Cognitive Security AI Driven Cyber Security
Tuesday, March 5, 2019
Tuesday, March 5, 2019
The term Artificial Intelligence (AI) collectively refers to a set of intuitive technologies like natural language processing (NLP), machine learning, and data science. These technologies are capable of performing tasks usually attributed to humans, emulating cognitive abilities like learning from experience and using it to consistently improve performance.
With AI constantly evolving and acquiring advanced deep learning capabilities, machines are becoming increasingly adept at learning how to recognize patterns and create models to help them perform a diverse range of tasks.
While it has several potential use-cases in enterprises, one of its most crucial applications has emerged in the realm of IT and cyber security. AI has the ability to not only add value to an organization’s operations, but also significantly augment human functions pertaining to threat monitoring, detection, and response.
Artificial intelligence is changing the game for cybersecurity, analyzing massive quantities of risk data, to speed response times and augment the capabilities of under-resourced security operations. As cyberattacks grow in volume and complexity, artificial intelligence (AI) is helping under-resourced security operations analysts stay ahead of threats. Curating threat intelligence from millions of research papers, blogs and news stories, AI provides instant insights to help you fight through the noise of thousands of daily alerts, drastically reducing response times.
AI technologies like machine learning and natural language processing enable analysts to respond to threats with greater confidence and speed.

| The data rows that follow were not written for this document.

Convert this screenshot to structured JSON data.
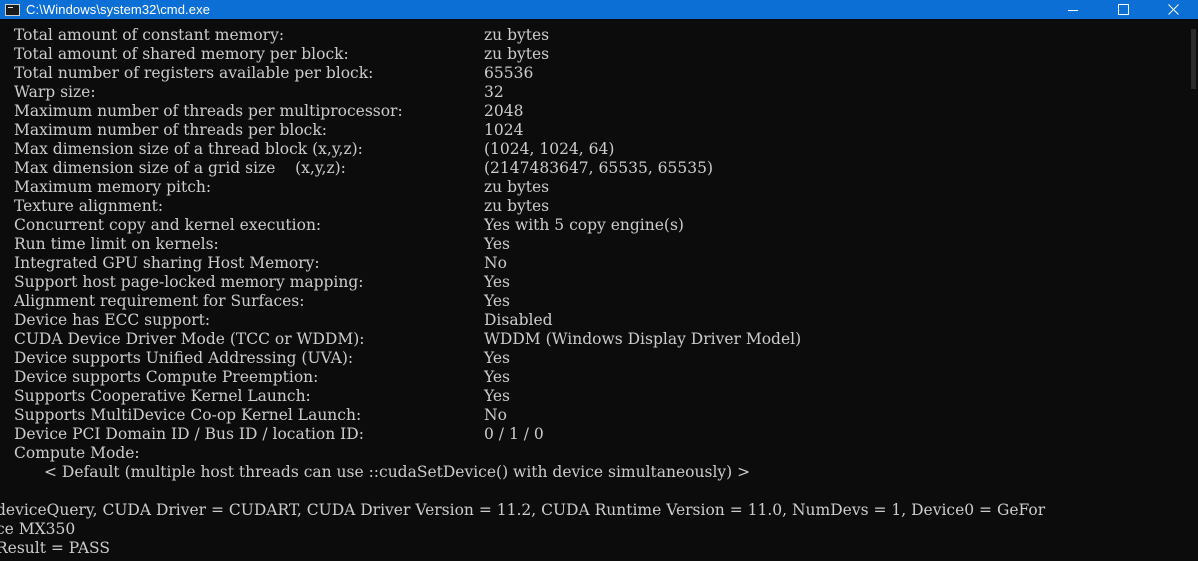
{
  "window": {
    "title": "C:\\Windows\\system32\\cmd.exe",
    "controls": {
      "minimize": "minimize-icon",
      "maximize": "maximize-icon",
      "close": "close-icon"
    }
  },
  "console": {
    "properties": [
      {
        "label": "Total amount of constant memory:",
        "value": "zu bytes"
      },
      {
        "label": "Total amount of shared memory per block:",
        "value": "zu bytes"
      },
      {
        "label": "Total number of registers available per block:",
        "value": "65536"
      },
      {
        "label": "Warp size:",
        "value": "32"
      },
      {
        "label": "Maximum number of threads per multiprocessor:",
        "value": "2048"
      },
      {
        "label": "Maximum number of threads per block:",
        "value": "1024"
      },
      {
        "label": "Max dimension size of a thread block (x,y,z):",
        "value": "(1024, 1024, 64)"
      },
      {
        "label": "Max dimension size of a grid size    (x,y,z):",
        "value": "(2147483647, 65535, 65535)"
      },
      {
        "label": "Maximum memory pitch:",
        "value": "zu bytes"
      },
      {
        "label": "Texture alignment:",
        "value": "zu bytes"
      },
      {
        "label": "Concurrent copy and kernel execution:",
        "value": "Yes with 5 copy engine(s)"
      },
      {
        "label": "Run time limit on kernels:",
        "value": "Yes"
      },
      {
        "label": "Integrated GPU sharing Host Memory:",
        "value": "No"
      },
      {
        "label": "Support host page-locked memory mapping:",
        "value": "Yes"
      },
      {
        "label": "Alignment requirement for Surfaces:",
        "value": "Yes"
      },
      {
        "label": "Device has ECC support:",
        "value": "Disabled"
      },
      {
        "label": "CUDA Device Driver Mode (TCC or WDDM):",
        "value": "WDDM (Windows Display Driver Model)"
      },
      {
        "label": "Device supports Unified Addressing (UVA):",
        "value": "Yes"
      },
      {
        "label": "Device supports Compute Preemption:",
        "value": "Yes"
      },
      {
        "label": "Supports Cooperative Kernel Launch:",
        "value": "Yes"
      },
      {
        "label": "Supports MultiDevice Co-op Kernel Launch:",
        "value": "No"
      },
      {
        "label": "Device PCI Domain ID / Bus ID / location ID:",
        "value": "0 / 1 / 0"
      }
    ],
    "compute_mode_label": "Compute Mode:",
    "compute_mode_value": "< Default (multiple host threads can use ::cudaSetDevice() with device simultaneously) >",
    "summary_line_1": "deviceQuery, CUDA Driver = CUDART, CUDA Driver Version = 11.2, CUDA Runtime Version = 11.0, NumDevs = 1, Device0 = GeFor",
    "summary_line_2": "ce MX350",
    "result_line": "Result = PASS"
  },
  "colors": {
    "titlebar": "#0b6fd6",
    "console_bg": "#0c0c0c",
    "console_text": "#cccccc"
  }
}
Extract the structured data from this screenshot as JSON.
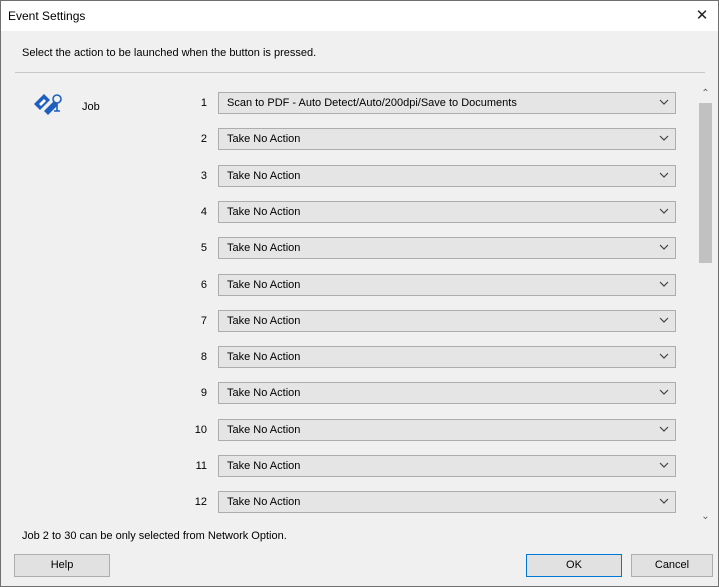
{
  "window": {
    "title": "Event Settings",
    "close_icon": "close-icon"
  },
  "instruction": "Select the action to be launched when the button is pressed.",
  "job": {
    "label": "Job",
    "icon": "scanner-job-icon"
  },
  "rows": [
    {
      "num": "1",
      "value": "Scan to PDF - Auto Detect/Auto/200dpi/Save to Documents"
    },
    {
      "num": "2",
      "value": "Take No Action"
    },
    {
      "num": "3",
      "value": "Take No Action"
    },
    {
      "num": "4",
      "value": "Take No Action"
    },
    {
      "num": "5",
      "value": "Take No Action"
    },
    {
      "num": "6",
      "value": "Take No Action"
    },
    {
      "num": "7",
      "value": "Take No Action"
    },
    {
      "num": "8",
      "value": "Take No Action"
    },
    {
      "num": "9",
      "value": "Take No Action"
    },
    {
      "num": "10",
      "value": "Take No Action"
    },
    {
      "num": "11",
      "value": "Take No Action"
    },
    {
      "num": "12",
      "value": "Take No Action"
    }
  ],
  "footnote": "Job 2 to 30 can be only selected from Network Option.",
  "buttons": {
    "help": "Help",
    "ok": "OK",
    "cancel": "Cancel"
  },
  "colors": {
    "dropdown_bg": "#e5e5e5",
    "default_button_border": "#0078d7"
  }
}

Learn - AI is trained by consuming billions of data artifacts from both structured and unstructured sources, such as blogs and news stories. Through machine learning and deep learning techniques, the AI improves its knowledge to “understand” cybersecurity threats and cyber risk.
Reason - AI gathers insights and uses reasoning to identify the relationships between threats, such as malicious files, suspicious IP addresses or insiders. This analysis takes seconds or minutes, allowing security analysts to respond to threats up to 60 times faster.
Augment - AI eliminates time-consuming research tasks and provides curated analysis of risks, reducing the amount of time security analysts take to make the critical decisions and launch an orchestrated response to remediate the threat.
Triaging - AI will minimize false positives. It will augment rules-based detection systems with the machine learning methods of clustering, pattern matching, association rules, and data visualization. Using these methods, AI will quickly filter out the most relevant alerts to present human analysts to investigate further while reducing both false positives and false negatives within an increased flood of alerts.
Threat Hunting - AI will continuously comb through all system data in search of recurrent patterns, anomalous behavior, and other outliers to present to human threat hunters for further investigation. SIEM will utilize AI to analyze network data, netflow, proxy, DNS, packets. User behavior analytics products will apply machine learning on user data. End point threat analytics (EDR) products will do the same with end point data to detect advanced malware. And AI will detect application attacks and fraud using RASP agents.
Incident Analysis/Investigation - In the event of an attack, AI will increasingly answer what happened to the asset (the attack’s impact), who the attackers were, what were the past sequence in the attack chain on the asset, what was the attack’s blast radius (including which other assets were part of the attack), and who was patient zero (where the attack originated). AI will mine past alerts, network and asset information, security logs, and other relevant data to uncover clusters, associations, and patterns to present human investigators in a concise manner.
Threat Anticipation - AI will automate the collection of machine readable external threat intel data, and increase the accuracy and fidelity of this data for each organization’s specific context. AI will also be able to collect and apply text analytics and natural language processing to human-readable data with relevant threat information-including blogs, forums, social media, and the dark web-to narrow human threat analysts’ daily research load.
Incident Response - AI techniques such as knowledge engineering and case-based reasoning will be used to create playbooks that guide incident responders on what to do in the event of an incident. AI will review previous incidents and codified knowledge from experts, and it will continuously modify or create new branches in the main playbook as it learns from new incidents.
Considering the rate of data generation and digital adoption, it is imperative that organizations have the security tools defend themselves against sophisticated threats. To achieve this, CISOs must begin investing in AI-driven solutions, as well as towards strong human-machine collaborations in the context of enterprise security – right away!
For CISOs, integrating AI into their enterprise security framework through solutions such as Managed Detection and Response (MDR) can deliver substantial benefits which conventional security mechanisms simply cannot. That’s because an MDR solution not only monitors systems and responds to attacks, but also proactively hunts for threats, analyses multiple incidents in depth, and anticipates similar threats that may arise in the future. More importantly, it does all of this in real-time to protect enterprise systems and sensitive data from threats and attacks, 24×7.